Each entry below should be printed exactly, with every image left out.

(Stored items from a collection)
Content starts
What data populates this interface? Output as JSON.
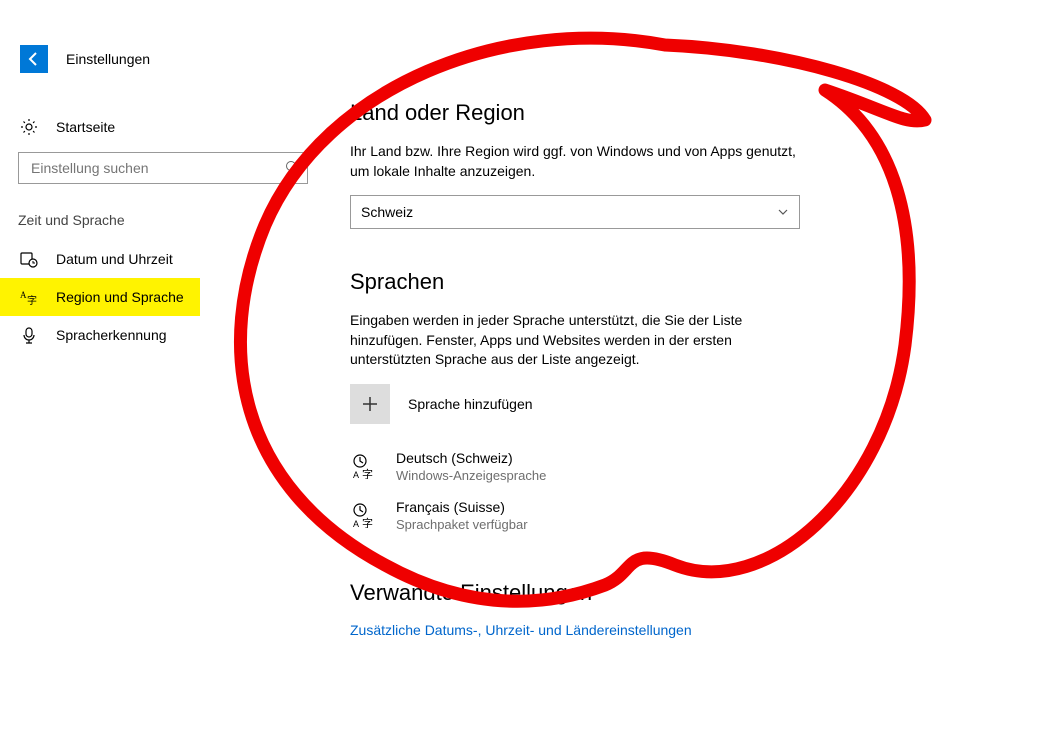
{
  "header": {
    "back_label": "Einstellungen"
  },
  "sidebar": {
    "home_label": "Startseite",
    "search_placeholder": "Einstellung suchen",
    "category_label": "Zeit und Sprache",
    "items": [
      {
        "label": "Datum und Uhrzeit"
      },
      {
        "label": "Region und Sprache"
      },
      {
        "label": "Spracherkennung"
      }
    ]
  },
  "main": {
    "region": {
      "heading": "Land oder Region",
      "desc": "Ihr Land bzw. Ihre Region wird ggf. von Windows und von Apps genutzt, um lokale Inhalte anzuzeigen.",
      "selected": "Schweiz"
    },
    "languages": {
      "heading": "Sprachen",
      "desc": "Eingaben werden in jeder Sprache unterstützt, die Sie der Liste hinzufügen. Fenster, Apps und Websites werden in der ersten unterstützten Sprache aus der Liste angezeigt.",
      "add_label": "Sprache hinzufügen",
      "items": [
        {
          "name": "Deutsch (Schweiz)",
          "sub": "Windows-Anzeigesprache"
        },
        {
          "name": "Français (Suisse)",
          "sub": "Sprachpaket verfügbar"
        }
      ]
    },
    "related": {
      "heading": "Verwandte Einstellungen",
      "link": "Zusätzliche Datums-, Uhrzeit- und Ländereinstellungen"
    }
  }
}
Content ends
# SOLUTION FOR THIS EXERCISE
What data populates this interface? Output as JSON.
{
  "header": {
    "back_label": "Einstellungen"
  },
  "sidebar": {
    "home_label": "Startseite",
    "search_placeholder": "Einstellung suchen",
    "category_label": "Zeit und Sprache",
    "items": [
      {
        "label": "Datum und Uhrzeit"
      },
      {
        "label": "Region und Sprache"
      },
      {
        "label": "Spracherkennung"
      }
    ]
  },
  "main": {
    "region": {
      "heading": "Land oder Region",
      "desc": "Ihr Land bzw. Ihre Region wird ggf. von Windows und von Apps genutzt, um lokale Inhalte anzuzeigen.",
      "selected": "Schweiz"
    },
    "languages": {
      "heading": "Sprachen",
      "desc": "Eingaben werden in jeder Sprache unterstützt, die Sie der Liste hinzufügen. Fenster, Apps und Websites werden in der ersten unterstützten Sprache aus der Liste angezeigt.",
      "add_label": "Sprache hinzufügen",
      "items": [
        {
          "name": "Deutsch (Schweiz)",
          "sub": "Windows-Anzeigesprache"
        },
        {
          "name": "Français (Suisse)",
          "sub": "Sprachpaket verfügbar"
        }
      ]
    },
    "related": {
      "heading": "Verwandte Einstellungen",
      "link": "Zusätzliche Datums-, Uhrzeit- und Ländereinstellungen"
    }
  }
}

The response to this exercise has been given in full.